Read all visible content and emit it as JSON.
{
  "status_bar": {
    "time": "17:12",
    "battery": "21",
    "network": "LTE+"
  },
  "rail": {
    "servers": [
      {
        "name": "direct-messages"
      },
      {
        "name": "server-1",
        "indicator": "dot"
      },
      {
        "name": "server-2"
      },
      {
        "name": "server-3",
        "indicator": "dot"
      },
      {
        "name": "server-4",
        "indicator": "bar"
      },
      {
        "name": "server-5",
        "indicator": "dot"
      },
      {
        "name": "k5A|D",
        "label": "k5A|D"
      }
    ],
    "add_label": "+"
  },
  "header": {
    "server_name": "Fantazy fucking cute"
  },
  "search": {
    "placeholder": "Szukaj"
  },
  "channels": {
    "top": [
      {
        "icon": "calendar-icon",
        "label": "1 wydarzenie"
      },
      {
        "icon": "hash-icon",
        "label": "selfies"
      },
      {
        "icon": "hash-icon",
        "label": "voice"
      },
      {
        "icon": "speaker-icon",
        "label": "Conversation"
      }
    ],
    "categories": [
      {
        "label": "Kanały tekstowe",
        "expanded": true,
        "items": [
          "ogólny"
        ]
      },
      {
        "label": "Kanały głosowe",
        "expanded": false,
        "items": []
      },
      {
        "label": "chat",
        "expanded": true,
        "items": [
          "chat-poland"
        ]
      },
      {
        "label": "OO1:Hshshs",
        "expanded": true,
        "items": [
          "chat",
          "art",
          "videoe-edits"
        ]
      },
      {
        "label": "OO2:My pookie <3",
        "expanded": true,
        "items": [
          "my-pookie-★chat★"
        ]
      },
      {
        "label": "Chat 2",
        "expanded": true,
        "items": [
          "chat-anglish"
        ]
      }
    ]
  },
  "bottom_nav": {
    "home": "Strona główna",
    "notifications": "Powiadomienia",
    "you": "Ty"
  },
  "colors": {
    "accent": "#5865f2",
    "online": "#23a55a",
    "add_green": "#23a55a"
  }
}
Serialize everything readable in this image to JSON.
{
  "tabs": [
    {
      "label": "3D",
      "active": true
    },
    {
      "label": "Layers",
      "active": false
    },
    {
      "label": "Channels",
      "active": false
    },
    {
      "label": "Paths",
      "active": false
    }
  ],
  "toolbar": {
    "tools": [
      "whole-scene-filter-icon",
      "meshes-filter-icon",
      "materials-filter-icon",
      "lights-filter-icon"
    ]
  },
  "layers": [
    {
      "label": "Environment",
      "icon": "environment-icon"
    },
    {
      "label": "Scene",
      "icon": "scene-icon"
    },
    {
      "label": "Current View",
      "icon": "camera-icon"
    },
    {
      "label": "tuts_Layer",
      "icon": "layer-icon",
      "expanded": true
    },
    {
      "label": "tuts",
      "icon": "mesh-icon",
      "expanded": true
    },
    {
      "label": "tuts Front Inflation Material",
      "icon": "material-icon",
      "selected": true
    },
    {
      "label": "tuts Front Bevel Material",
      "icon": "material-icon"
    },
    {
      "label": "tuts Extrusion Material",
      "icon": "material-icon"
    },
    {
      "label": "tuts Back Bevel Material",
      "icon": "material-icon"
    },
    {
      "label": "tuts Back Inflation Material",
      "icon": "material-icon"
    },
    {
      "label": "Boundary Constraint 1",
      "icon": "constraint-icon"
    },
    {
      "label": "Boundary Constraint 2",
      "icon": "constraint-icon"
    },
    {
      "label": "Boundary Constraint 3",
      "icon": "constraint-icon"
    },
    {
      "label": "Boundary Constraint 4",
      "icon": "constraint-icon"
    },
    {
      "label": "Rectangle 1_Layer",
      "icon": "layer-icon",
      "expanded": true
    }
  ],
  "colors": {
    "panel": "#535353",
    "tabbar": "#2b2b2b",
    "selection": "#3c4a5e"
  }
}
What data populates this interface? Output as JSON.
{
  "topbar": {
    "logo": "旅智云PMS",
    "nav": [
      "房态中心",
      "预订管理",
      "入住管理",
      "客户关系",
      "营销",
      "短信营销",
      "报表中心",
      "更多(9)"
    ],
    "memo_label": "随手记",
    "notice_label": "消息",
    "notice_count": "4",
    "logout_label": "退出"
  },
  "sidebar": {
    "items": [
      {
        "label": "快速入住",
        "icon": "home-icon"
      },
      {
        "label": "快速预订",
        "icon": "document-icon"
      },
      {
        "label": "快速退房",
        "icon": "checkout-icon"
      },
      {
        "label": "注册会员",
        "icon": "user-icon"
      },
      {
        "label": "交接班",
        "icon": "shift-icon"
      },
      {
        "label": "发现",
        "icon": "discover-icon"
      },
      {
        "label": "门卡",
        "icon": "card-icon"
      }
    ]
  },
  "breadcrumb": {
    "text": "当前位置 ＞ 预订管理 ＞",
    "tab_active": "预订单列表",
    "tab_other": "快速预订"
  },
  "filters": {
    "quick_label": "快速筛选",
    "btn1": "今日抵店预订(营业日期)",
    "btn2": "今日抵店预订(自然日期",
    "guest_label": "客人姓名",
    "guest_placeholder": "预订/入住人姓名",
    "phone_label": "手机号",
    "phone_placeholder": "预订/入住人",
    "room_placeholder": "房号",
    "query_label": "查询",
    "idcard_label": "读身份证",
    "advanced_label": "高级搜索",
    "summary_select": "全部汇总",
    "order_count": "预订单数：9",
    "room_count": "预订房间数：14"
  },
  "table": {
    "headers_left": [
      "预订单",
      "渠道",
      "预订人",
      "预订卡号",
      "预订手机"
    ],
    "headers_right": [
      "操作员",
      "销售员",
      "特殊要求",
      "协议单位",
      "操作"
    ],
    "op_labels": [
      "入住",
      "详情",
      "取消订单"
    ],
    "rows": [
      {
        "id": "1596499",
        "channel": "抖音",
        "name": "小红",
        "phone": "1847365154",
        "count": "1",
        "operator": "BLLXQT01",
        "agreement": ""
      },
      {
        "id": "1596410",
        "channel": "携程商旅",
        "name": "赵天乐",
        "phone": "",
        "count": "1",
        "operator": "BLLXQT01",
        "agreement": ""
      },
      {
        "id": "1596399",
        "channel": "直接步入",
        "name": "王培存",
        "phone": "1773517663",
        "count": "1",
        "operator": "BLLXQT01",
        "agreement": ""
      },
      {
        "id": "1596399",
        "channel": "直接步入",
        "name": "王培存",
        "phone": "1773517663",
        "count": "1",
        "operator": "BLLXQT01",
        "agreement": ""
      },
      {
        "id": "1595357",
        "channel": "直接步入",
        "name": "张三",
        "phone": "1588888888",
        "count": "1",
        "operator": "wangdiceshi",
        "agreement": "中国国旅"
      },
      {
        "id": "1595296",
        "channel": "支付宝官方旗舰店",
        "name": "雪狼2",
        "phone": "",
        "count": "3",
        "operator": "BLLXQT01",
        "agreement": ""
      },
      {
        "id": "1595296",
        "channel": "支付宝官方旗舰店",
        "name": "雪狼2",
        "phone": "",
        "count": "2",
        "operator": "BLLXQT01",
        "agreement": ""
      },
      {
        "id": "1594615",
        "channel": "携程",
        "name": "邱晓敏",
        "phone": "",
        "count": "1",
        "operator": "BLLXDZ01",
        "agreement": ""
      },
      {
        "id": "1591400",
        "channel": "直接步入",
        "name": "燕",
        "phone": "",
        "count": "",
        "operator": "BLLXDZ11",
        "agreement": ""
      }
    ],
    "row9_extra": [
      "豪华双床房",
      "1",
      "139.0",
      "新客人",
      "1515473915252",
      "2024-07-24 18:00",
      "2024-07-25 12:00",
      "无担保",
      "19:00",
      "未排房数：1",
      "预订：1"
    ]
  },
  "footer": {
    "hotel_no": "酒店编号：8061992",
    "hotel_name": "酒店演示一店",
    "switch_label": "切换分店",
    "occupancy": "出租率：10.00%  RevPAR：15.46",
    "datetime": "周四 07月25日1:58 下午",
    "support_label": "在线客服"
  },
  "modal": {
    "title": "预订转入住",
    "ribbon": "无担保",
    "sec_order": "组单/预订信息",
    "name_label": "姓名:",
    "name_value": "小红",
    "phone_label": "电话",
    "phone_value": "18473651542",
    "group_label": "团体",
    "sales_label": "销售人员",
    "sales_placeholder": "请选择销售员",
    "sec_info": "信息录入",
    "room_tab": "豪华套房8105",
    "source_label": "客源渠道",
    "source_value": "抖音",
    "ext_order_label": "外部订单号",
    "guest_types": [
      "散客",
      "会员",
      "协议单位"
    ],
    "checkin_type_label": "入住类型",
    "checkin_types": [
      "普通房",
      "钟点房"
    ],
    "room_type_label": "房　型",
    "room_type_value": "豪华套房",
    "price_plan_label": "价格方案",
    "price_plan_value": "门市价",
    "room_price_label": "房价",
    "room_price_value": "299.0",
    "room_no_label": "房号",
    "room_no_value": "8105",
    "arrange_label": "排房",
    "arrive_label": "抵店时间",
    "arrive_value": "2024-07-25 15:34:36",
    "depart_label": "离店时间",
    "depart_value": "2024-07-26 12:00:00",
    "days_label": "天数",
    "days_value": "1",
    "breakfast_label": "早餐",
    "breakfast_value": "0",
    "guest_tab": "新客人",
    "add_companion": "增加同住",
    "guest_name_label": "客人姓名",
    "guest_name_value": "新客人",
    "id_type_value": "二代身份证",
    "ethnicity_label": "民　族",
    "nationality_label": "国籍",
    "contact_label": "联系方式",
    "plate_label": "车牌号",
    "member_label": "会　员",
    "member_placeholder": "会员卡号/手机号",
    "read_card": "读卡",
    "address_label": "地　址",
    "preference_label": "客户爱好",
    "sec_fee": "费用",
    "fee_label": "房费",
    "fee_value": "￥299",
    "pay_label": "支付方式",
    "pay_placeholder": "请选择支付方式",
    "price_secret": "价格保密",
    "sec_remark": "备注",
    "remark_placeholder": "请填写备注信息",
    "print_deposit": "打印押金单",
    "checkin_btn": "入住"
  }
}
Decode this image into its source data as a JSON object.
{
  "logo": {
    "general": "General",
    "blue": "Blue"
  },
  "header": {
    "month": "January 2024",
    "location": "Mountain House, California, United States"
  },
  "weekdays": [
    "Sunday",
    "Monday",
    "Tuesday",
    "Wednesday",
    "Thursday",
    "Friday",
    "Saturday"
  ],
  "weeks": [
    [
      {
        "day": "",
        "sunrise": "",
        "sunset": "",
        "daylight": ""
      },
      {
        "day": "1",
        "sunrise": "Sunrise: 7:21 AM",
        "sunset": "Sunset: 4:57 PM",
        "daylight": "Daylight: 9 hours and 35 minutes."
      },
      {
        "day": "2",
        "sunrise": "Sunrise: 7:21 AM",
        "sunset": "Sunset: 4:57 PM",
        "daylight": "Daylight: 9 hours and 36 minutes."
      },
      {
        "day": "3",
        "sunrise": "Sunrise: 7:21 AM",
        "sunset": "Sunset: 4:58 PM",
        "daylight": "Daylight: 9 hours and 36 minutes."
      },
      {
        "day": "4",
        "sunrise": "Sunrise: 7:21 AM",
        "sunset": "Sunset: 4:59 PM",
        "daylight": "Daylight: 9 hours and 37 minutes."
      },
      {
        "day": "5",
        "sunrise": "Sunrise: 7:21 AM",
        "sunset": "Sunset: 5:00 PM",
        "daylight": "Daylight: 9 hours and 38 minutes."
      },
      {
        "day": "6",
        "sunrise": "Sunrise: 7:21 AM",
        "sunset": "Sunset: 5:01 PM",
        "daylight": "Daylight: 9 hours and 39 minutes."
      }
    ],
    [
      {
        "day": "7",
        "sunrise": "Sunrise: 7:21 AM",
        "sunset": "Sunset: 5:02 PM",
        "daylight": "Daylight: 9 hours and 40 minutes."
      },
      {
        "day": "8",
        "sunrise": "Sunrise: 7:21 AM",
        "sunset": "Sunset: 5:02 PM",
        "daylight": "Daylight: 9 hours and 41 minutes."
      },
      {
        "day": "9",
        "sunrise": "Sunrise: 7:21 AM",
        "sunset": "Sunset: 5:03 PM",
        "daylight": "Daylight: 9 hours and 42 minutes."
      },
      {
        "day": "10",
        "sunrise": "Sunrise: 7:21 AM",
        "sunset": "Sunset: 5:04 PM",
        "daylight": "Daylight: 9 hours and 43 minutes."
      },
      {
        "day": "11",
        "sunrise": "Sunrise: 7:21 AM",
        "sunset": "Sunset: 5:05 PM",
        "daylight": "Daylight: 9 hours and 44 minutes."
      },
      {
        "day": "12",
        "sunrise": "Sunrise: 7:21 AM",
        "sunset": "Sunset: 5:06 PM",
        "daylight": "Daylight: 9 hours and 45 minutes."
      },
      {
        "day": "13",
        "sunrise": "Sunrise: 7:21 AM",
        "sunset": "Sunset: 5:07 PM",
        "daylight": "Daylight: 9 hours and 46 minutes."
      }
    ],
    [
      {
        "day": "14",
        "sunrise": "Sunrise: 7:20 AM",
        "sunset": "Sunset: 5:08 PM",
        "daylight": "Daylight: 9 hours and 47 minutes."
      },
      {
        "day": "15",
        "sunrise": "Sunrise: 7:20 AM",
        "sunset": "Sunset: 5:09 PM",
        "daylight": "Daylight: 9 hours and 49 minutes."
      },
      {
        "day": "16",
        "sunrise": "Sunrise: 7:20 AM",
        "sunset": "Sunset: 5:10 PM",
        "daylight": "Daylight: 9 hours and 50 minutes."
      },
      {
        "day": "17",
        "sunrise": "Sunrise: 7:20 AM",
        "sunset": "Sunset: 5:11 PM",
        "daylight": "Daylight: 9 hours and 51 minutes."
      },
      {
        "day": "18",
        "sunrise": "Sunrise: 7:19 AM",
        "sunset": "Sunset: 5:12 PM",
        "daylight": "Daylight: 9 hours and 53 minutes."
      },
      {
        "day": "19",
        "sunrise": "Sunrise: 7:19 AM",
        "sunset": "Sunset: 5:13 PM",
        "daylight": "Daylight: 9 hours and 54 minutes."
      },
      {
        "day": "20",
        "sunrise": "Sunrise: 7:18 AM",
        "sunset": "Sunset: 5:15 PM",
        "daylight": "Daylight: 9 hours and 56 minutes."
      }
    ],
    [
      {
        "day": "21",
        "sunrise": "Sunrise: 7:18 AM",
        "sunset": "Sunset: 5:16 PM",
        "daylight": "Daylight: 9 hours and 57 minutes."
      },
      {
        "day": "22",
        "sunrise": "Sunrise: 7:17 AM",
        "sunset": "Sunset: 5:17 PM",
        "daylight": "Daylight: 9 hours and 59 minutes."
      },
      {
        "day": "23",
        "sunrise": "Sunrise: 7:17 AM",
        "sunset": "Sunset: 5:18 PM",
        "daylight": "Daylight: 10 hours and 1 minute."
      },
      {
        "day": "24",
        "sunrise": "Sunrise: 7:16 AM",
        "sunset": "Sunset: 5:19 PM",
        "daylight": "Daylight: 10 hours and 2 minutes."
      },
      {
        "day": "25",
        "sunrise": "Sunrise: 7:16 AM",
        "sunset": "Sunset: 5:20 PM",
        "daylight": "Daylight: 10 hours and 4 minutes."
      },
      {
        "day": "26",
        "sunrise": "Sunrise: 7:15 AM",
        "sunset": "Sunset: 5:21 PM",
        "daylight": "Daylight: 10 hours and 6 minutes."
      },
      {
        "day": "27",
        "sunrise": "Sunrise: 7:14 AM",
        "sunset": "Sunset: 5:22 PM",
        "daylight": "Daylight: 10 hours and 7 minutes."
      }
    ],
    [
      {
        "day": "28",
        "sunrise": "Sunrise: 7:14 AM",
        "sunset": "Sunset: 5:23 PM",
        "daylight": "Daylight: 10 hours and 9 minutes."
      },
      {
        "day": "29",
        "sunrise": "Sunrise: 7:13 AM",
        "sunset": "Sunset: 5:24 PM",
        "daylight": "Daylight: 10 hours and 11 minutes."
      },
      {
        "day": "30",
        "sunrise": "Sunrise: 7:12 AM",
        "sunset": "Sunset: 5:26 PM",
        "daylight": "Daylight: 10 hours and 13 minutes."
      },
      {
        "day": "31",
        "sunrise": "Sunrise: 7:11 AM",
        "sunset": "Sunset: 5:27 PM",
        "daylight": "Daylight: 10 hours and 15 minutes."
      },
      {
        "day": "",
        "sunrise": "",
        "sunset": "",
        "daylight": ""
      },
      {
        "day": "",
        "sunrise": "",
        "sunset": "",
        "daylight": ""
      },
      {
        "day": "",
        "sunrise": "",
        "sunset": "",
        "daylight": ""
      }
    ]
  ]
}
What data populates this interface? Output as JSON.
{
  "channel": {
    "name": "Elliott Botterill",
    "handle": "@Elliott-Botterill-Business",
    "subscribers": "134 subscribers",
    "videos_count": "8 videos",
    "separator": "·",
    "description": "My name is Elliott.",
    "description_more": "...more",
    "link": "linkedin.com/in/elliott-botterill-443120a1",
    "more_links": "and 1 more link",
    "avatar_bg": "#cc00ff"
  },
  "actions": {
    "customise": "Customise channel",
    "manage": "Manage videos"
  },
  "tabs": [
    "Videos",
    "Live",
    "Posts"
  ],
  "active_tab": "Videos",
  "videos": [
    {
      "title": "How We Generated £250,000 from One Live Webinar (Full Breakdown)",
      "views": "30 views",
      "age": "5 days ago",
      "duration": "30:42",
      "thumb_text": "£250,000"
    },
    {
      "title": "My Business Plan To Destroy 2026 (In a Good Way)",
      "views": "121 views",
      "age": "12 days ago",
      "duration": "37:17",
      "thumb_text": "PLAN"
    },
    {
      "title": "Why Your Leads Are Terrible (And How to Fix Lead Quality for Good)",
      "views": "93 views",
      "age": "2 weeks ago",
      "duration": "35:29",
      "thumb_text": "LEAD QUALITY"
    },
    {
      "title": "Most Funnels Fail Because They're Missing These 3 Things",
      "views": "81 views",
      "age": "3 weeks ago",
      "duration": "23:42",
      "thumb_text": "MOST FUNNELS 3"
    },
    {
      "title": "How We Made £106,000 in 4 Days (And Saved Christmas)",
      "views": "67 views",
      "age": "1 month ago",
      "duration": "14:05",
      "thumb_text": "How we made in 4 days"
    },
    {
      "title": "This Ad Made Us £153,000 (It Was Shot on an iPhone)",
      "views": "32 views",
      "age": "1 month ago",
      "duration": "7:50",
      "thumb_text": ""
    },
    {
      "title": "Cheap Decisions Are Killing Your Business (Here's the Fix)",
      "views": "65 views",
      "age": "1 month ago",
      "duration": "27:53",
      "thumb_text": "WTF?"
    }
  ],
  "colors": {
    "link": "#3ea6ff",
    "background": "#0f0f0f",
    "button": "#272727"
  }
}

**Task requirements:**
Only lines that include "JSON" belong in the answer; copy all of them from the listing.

**Completed task:**
Read all visible content and emit it as JSON.
Serialize everything readable in this image to JSON.
What data populates this interface? Output as JSON.
Decode this image into its source data as a JSON object.
What data populates this interface? Output as JSON.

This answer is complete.